Ericsson has unveiled a new Industry and Society (I&S) business unit as it continues to focus on non-telco customers.
The Sweden-based vendor has been talking about the need to generate revenues from new verticals for a while, and the company hopes the new arm will help to convince five specific sectors that it can deliver on a vision where anything that can be connected will be connected.
These sectors are energy/utilities, safety/security, automotive, shipping and what it calls “intelligent transport systems”.
CEO Hans Vestberg has targeted 25 percent of company revenues to come from outside of the telecoms world by 2020.
These will come from I&S and the company’s existing push into the TV and media space.
In Europe I&S is being headed up by Nadine Allen (pictured), who has been with Ericsson since 2006 and worked on accounts including EE in the UK and its network joint venture with Three.
She has been working in stealth mode since July 2014, building up a team of 50-60 people and developing new commercial models for the business.
A first contract win, in the area of transport transactions, is set to be announced shortly.
Allen told European Communications that this area, which could encompass solutions around electronic ticketing systems for public transport and toll roads, along with smart metering and public safety networks using LTE, was where she sees the biggest opportunities initially.
To a large degree, I&S is a case of repackaging Ericsson’s existing technology under a new moniker.
It will bring the current, somewhat disparate connected car, utility and public safety solutions under one umbrella in an attempt to offer an end-to-end service to customers.
Allen said roughly 80 percent of what I&S will offer exists in the business already, with the remaining 20 percent to be added in order to tailor it to specific markets.
The move will bring Ericsson into competition with systems integrators (SIs) and operator enterprise units.
Allen said she thought I&S’s USP was a deeper understanding of technology versus the former and a global footprint versus the latter.

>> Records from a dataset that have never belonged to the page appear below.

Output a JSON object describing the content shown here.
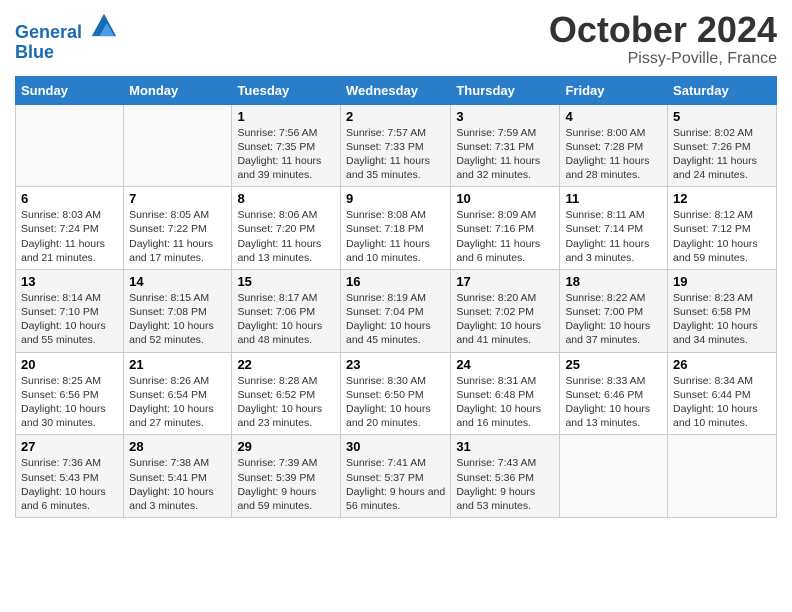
{
  "header": {
    "logo_line1": "General",
    "logo_line2": "Blue",
    "month": "October 2024",
    "location": "Pissy-Poville, France"
  },
  "days_of_week": [
    "Sunday",
    "Monday",
    "Tuesday",
    "Wednesday",
    "Thursday",
    "Friday",
    "Saturday"
  ],
  "weeks": [
    [
      {
        "day": "",
        "sunrise": "",
        "sunset": "",
        "daylight": ""
      },
      {
        "day": "",
        "sunrise": "",
        "sunset": "",
        "daylight": ""
      },
      {
        "day": "1",
        "sunrise": "Sunrise: 7:56 AM",
        "sunset": "Sunset: 7:35 PM",
        "daylight": "Daylight: 11 hours and 39 minutes."
      },
      {
        "day": "2",
        "sunrise": "Sunrise: 7:57 AM",
        "sunset": "Sunset: 7:33 PM",
        "daylight": "Daylight: 11 hours and 35 minutes."
      },
      {
        "day": "3",
        "sunrise": "Sunrise: 7:59 AM",
        "sunset": "Sunset: 7:31 PM",
        "daylight": "Daylight: 11 hours and 32 minutes."
      },
      {
        "day": "4",
        "sunrise": "Sunrise: 8:00 AM",
        "sunset": "Sunset: 7:28 PM",
        "daylight": "Daylight: 11 hours and 28 minutes."
      },
      {
        "day": "5",
        "sunrise": "Sunrise: 8:02 AM",
        "sunset": "Sunset: 7:26 PM",
        "daylight": "Daylight: 11 hours and 24 minutes."
      }
    ],
    [
      {
        "day": "6",
        "sunrise": "Sunrise: 8:03 AM",
        "sunset": "Sunset: 7:24 PM",
        "daylight": "Daylight: 11 hours and 21 minutes."
      },
      {
        "day": "7",
        "sunrise": "Sunrise: 8:05 AM",
        "sunset": "Sunset: 7:22 PM",
        "daylight": "Daylight: 11 hours and 17 minutes."
      },
      {
        "day": "8",
        "sunrise": "Sunrise: 8:06 AM",
        "sunset": "Sunset: 7:20 PM",
        "daylight": "Daylight: 11 hours and 13 minutes."
      },
      {
        "day": "9",
        "sunrise": "Sunrise: 8:08 AM",
        "sunset": "Sunset: 7:18 PM",
        "daylight": "Daylight: 11 hours and 10 minutes."
      },
      {
        "day": "10",
        "sunrise": "Sunrise: 8:09 AM",
        "sunset": "Sunset: 7:16 PM",
        "daylight": "Daylight: 11 hours and 6 minutes."
      },
      {
        "day": "11",
        "sunrise": "Sunrise: 8:11 AM",
        "sunset": "Sunset: 7:14 PM",
        "daylight": "Daylight: 11 hours and 3 minutes."
      },
      {
        "day": "12",
        "sunrise": "Sunrise: 8:12 AM",
        "sunset": "Sunset: 7:12 PM",
        "daylight": "Daylight: 10 hours and 59 minutes."
      }
    ],
    [
      {
        "day": "13",
        "sunrise": "Sunrise: 8:14 AM",
        "sunset": "Sunset: 7:10 PM",
        "daylight": "Daylight: 10 hours and 55 minutes."
      },
      {
        "day": "14",
        "sunrise": "Sunrise: 8:15 AM",
        "sunset": "Sunset: 7:08 PM",
        "daylight": "Daylight: 10 hours and 52 minutes."
      },
      {
        "day": "15",
        "sunrise": "Sunrise: 8:17 AM",
        "sunset": "Sunset: 7:06 PM",
        "daylight": "Daylight: 10 hours and 48 minutes."
      },
      {
        "day": "16",
        "sunrise": "Sunrise: 8:19 AM",
        "sunset": "Sunset: 7:04 PM",
        "daylight": "Daylight: 10 hours and 45 minutes."
      },
      {
        "day": "17",
        "sunrise": "Sunrise: 8:20 AM",
        "sunset": "Sunset: 7:02 PM",
        "daylight": "Daylight: 10 hours and 41 minutes."
      },
      {
        "day": "18",
        "sunrise": "Sunrise: 8:22 AM",
        "sunset": "Sunset: 7:00 PM",
        "daylight": "Daylight: 10 hours and 37 minutes."
      },
      {
        "day": "19",
        "sunrise": "Sunrise: 8:23 AM",
        "sunset": "Sunset: 6:58 PM",
        "daylight": "Daylight: 10 hours and 34 minutes."
      }
    ],
    [
      {
        "day": "20",
        "sunrise": "Sunrise: 8:25 AM",
        "sunset": "Sunset: 6:56 PM",
        "daylight": "Daylight: 10 hours and 30 minutes."
      },
      {
        "day": "21",
        "sunrise": "Sunrise: 8:26 AM",
        "sunset": "Sunset: 6:54 PM",
        "daylight": "Daylight: 10 hours and 27 minutes."
      },
      {
        "day": "22",
        "sunrise": "Sunrise: 8:28 AM",
        "sunset": "Sunset: 6:52 PM",
        "daylight": "Daylight: 10 hours and 23 minutes."
      },
      {
        "day": "23",
        "sunrise": "Sunrise: 8:30 AM",
        "sunset": "Sunset: 6:50 PM",
        "daylight": "Daylight: 10 hours and 20 minutes."
      },
      {
        "day": "24",
        "sunrise": "Sunrise: 8:31 AM",
        "sunset": "Sunset: 6:48 PM",
        "daylight": "Daylight: 10 hours and 16 minutes."
      },
      {
        "day": "25",
        "sunrise": "Sunrise: 8:33 AM",
        "sunset": "Sunset: 6:46 PM",
        "daylight": "Daylight: 10 hours and 13 minutes."
      },
      {
        "day": "26",
        "sunrise": "Sunrise: 8:34 AM",
        "sunset": "Sunset: 6:44 PM",
        "daylight": "Daylight: 10 hours and 10 minutes."
      }
    ],
    [
      {
        "day": "27",
        "sunrise": "Sunrise: 7:36 AM",
        "sunset": "Sunset: 5:43 PM",
        "daylight": "Daylight: 10 hours and 6 minutes."
      },
      {
        "day": "28",
        "sunrise": "Sunrise: 7:38 AM",
        "sunset": "Sunset: 5:41 PM",
        "daylight": "Daylight: 10 hours and 3 minutes."
      },
      {
        "day": "29",
        "sunrise": "Sunrise: 7:39 AM",
        "sunset": "Sunset: 5:39 PM",
        "daylight": "Daylight: 9 hours and 59 minutes."
      },
      {
        "day": "30",
        "sunrise": "Sunrise: 7:41 AM",
        "sunset": "Sunset: 5:37 PM",
        "daylight": "Daylight: 9 hours and 56 minutes."
      },
      {
        "day": "31",
        "sunrise": "Sunrise: 7:43 AM",
        "sunset": "Sunset: 5:36 PM",
        "daylight": "Daylight: 9 hours and 53 minutes."
      },
      {
        "day": "",
        "sunrise": "",
        "sunset": "",
        "daylight": ""
      },
      {
        "day": "",
        "sunrise": "",
        "sunset": "",
        "daylight": ""
      }
    ]
  ]
}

Jeremy Green, an analyst at Machina Research, told European Communications that Ericsson does have “less of a track record” versus the big SIs and said the vendor’s biggest challenge would be to form relationships with enterprise IT departments where it is “behind the curve”.
He added: “A lot of the SIs’ business is based on confidence. Nobody gets sacked for buying IBM.”